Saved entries

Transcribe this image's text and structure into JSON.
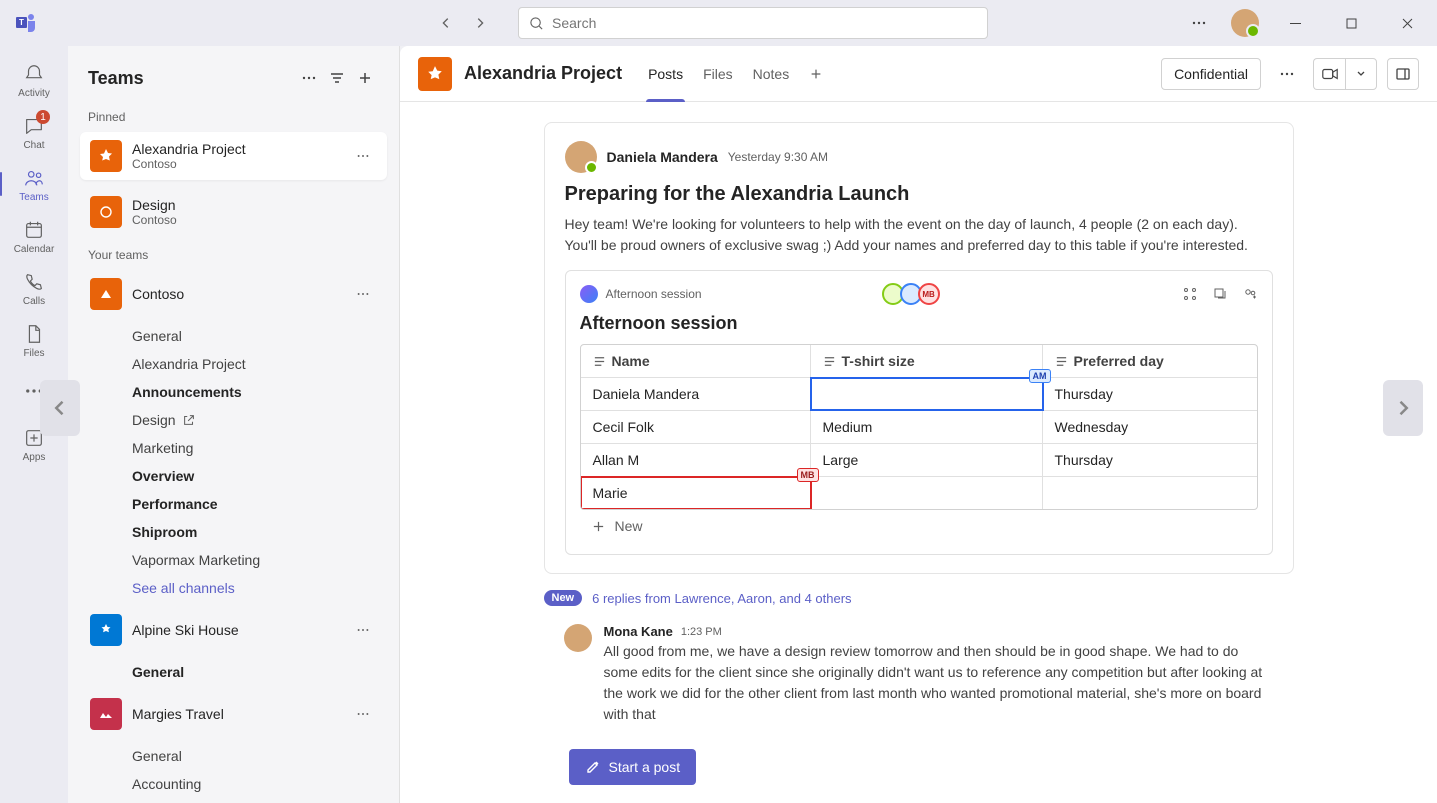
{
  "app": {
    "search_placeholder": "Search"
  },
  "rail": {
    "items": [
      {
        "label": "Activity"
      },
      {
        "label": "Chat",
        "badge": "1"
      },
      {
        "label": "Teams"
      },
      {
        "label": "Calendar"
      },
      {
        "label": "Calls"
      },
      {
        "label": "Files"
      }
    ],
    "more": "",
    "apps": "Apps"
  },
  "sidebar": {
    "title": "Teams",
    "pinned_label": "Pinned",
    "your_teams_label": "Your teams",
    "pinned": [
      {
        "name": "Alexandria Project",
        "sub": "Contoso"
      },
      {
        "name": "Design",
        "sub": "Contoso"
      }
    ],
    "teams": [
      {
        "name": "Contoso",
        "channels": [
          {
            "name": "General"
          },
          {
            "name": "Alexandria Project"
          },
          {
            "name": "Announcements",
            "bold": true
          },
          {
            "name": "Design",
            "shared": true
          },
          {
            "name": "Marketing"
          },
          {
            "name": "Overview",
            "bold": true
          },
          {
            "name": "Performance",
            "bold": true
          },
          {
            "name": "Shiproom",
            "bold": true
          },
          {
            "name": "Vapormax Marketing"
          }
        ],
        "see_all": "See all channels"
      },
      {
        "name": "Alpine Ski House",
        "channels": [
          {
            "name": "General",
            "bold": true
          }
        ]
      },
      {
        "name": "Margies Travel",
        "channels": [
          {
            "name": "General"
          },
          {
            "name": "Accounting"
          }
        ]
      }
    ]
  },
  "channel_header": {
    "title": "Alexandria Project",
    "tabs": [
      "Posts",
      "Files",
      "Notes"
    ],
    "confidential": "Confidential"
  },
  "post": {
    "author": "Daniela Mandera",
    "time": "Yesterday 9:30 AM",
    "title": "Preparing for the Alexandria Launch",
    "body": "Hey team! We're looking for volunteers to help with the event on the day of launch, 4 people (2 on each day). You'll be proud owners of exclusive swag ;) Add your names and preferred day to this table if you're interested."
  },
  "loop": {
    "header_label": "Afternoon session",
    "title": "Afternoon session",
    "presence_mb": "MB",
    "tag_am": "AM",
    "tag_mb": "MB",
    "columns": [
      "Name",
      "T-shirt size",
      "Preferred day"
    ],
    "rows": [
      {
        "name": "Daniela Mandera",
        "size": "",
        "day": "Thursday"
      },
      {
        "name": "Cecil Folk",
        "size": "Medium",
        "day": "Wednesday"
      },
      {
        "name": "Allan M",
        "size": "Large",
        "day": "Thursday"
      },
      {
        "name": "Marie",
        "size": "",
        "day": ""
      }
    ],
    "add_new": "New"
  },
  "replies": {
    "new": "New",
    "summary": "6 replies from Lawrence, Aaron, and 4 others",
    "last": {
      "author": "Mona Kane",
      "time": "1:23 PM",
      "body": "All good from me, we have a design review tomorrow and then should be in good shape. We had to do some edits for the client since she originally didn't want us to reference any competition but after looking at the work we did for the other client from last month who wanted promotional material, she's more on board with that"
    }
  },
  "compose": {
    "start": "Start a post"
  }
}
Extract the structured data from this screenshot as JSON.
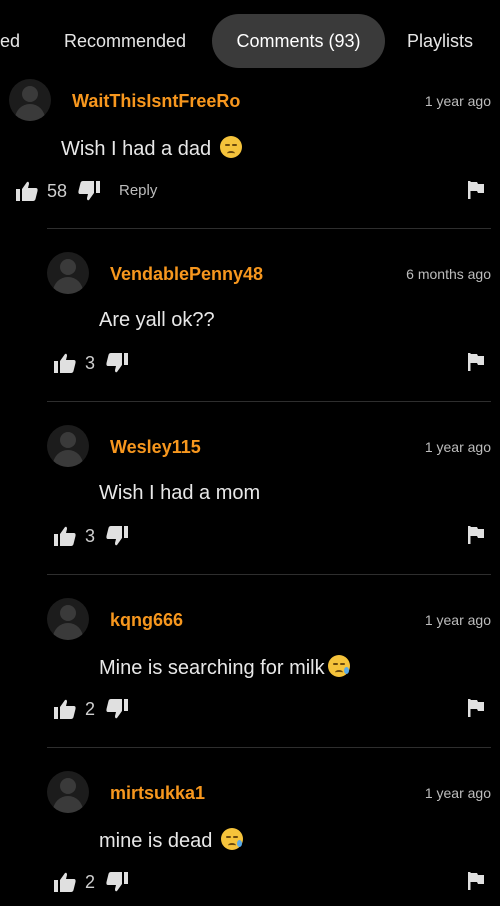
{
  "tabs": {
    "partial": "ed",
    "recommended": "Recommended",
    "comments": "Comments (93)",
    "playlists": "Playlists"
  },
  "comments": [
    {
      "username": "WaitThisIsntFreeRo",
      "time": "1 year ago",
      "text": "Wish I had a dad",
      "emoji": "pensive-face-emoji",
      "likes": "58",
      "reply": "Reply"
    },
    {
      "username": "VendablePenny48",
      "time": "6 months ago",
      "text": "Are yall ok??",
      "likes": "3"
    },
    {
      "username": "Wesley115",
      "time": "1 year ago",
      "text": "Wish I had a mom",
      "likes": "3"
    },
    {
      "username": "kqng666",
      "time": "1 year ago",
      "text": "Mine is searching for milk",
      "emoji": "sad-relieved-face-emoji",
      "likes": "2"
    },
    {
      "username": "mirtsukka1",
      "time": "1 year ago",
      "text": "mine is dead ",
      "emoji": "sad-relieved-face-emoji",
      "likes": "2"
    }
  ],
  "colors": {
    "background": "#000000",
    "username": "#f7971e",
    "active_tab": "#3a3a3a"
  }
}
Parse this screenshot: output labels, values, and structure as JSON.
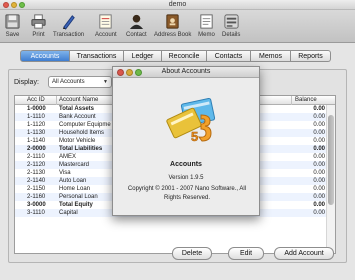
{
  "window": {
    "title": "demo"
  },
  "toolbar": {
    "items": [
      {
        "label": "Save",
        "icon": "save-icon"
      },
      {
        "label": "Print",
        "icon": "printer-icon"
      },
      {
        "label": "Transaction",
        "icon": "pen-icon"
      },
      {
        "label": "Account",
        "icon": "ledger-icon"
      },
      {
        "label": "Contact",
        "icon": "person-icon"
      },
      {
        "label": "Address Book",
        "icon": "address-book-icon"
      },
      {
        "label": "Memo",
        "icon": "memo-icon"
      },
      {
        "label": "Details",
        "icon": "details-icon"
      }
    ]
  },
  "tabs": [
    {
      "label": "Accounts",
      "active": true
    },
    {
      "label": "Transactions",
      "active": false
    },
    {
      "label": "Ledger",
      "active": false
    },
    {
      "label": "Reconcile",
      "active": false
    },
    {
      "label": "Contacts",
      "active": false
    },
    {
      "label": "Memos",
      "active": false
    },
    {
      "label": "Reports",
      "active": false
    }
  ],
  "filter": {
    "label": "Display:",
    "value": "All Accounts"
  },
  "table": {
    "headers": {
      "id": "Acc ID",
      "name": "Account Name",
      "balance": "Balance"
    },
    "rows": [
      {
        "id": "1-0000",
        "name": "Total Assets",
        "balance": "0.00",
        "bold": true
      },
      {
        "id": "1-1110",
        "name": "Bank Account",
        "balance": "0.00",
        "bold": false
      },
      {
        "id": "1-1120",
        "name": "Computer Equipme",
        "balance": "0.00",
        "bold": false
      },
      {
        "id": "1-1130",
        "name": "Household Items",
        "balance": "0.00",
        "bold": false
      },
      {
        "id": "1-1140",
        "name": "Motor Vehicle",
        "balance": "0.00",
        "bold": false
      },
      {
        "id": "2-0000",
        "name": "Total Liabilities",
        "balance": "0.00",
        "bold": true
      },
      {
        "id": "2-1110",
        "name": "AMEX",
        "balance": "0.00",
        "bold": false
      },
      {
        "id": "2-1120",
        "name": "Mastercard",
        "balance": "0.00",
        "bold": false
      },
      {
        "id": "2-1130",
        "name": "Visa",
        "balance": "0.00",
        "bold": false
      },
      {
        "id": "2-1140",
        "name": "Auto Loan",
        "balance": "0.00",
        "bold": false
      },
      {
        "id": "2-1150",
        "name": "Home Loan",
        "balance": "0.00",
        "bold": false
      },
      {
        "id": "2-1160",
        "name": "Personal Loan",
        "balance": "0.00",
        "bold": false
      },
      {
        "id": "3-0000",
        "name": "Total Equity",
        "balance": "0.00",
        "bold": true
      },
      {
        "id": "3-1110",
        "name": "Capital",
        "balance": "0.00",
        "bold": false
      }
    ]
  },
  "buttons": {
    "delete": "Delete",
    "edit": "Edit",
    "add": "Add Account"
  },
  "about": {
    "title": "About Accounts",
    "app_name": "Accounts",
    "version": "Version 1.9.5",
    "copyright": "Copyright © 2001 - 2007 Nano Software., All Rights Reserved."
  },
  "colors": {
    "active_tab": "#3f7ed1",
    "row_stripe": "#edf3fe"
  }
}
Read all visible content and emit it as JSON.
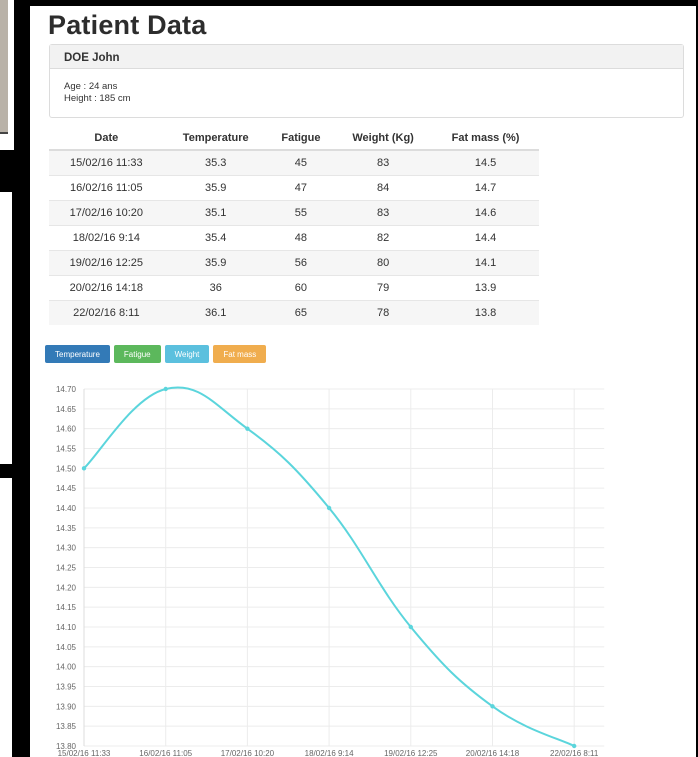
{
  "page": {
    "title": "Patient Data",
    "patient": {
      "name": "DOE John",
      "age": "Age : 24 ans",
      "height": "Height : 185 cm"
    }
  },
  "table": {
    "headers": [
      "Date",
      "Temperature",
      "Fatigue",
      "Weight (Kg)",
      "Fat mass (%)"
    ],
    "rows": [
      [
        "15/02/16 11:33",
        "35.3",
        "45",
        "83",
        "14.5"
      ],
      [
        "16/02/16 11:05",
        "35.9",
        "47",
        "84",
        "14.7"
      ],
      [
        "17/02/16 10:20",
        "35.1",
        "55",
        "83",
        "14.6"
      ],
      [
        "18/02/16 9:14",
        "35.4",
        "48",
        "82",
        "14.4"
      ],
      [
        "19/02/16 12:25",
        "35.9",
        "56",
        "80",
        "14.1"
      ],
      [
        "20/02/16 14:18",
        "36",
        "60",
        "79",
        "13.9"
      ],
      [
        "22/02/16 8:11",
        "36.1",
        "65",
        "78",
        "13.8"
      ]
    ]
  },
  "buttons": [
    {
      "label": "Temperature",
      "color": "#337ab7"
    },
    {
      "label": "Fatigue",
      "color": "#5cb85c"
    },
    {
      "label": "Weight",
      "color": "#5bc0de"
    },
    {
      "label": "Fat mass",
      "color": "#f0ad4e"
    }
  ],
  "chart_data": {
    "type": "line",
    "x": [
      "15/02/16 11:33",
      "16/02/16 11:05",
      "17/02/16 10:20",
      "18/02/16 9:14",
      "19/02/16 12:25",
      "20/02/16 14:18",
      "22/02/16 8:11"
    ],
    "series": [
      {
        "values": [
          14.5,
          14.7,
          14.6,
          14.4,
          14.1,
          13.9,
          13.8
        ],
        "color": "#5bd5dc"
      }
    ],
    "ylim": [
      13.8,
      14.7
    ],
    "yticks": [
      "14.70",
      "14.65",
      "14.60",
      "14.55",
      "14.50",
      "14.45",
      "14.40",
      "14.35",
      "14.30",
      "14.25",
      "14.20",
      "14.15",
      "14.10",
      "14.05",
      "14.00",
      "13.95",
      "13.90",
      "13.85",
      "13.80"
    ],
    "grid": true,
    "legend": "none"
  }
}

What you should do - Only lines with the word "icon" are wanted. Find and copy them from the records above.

Exercise answer -
        "icon": "save-icon"
        "icon": "printer-icon"
        "icon": "pen-icon"
        "icon": "ledger-icon"
        "icon": "person-icon"
        "icon": "address-book-icon"
        "icon": "memo-icon"
        "icon": "details-icon"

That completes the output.